The aggregate demand is slowing in a broad-based manner.
These concerns are, however, being addressed by the RBI, according to the Annual Report for 2018-19, released on Thursday.
India’s macroeconomic stability provided a silver lining. But it is unclear whether this stability mitigated a deeper loss of activity or it reflected the symptoms of the slowdown itself. This dilemma becomes all the more acute when juxtaposed with issues relating to financial stability.
The ongoing repair of banks’ balance sheets and rebuilding of capital buffers have brought about a plateauing of stressed assets and a rekindling of credit flows in anticipation of the reinvigoration of growth impulses, it said.
NBFCs account for around 12 per cent of the assets of the banking and non-banking space.

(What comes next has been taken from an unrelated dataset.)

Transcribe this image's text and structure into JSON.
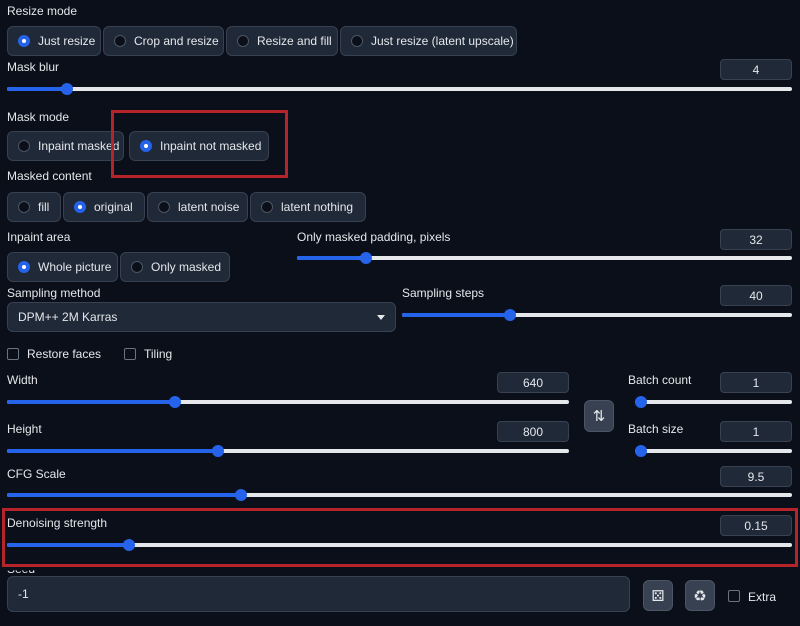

Yet, the emergence of stress following isolated but large credit events and a wider perception of liquidity shortages reveal the degree of interconnectedness in the financial system and the systemic ramifications, the report says.
The ongoing strengthening of the liquidity and regulatory framework for NBFCs will be informed by this experience, especially in efforts to remove regulatory arbitrage, the report concludes.
While the mounting overhang of the impaired assets inhibited lending by the banking system, NBFCs have stepped in to intermediate resources to various sectors of the economy, notes the report.
As the events of FY19 show, there were irrational exuberance and considerable overleveraging, with asset-liability mismatches in NBFCs.
The fall of the IL&FS group and the resultant negativism towards the sector account for the near 20 per cent plunge in the flow of credit to the commercial sector from non-banking lenders in FY19.
Commercial credit flows from NBFCs stood at Rs 9.34 trillion in FY19, down from a high of Rs 11.60 trillion in the previous financial year.
“The decline in flows from non-banking entities was mainly on account of the lower flows from non-deposit taking systemically important NBFCs (net of bank credit to NBFCs) and housing finance companies, particularly in the aftermath of IL&FS fall,” says the report.
The decline continued into the first quarter of FY20 as well, with lending by NBFCs to the commercial sector dipping to Rs 2.44 trillion from Rs 2.83 trillion in the first quarter of FY19.
A series of defaults by cash-strapped IL&FS, starting September last year, led to a liquidity crisis in the system, especially for NBFCs, housing finance companies, and mutual funds. The IL&FS group, under insolvency, owes over Rs 99,000 crore to the system.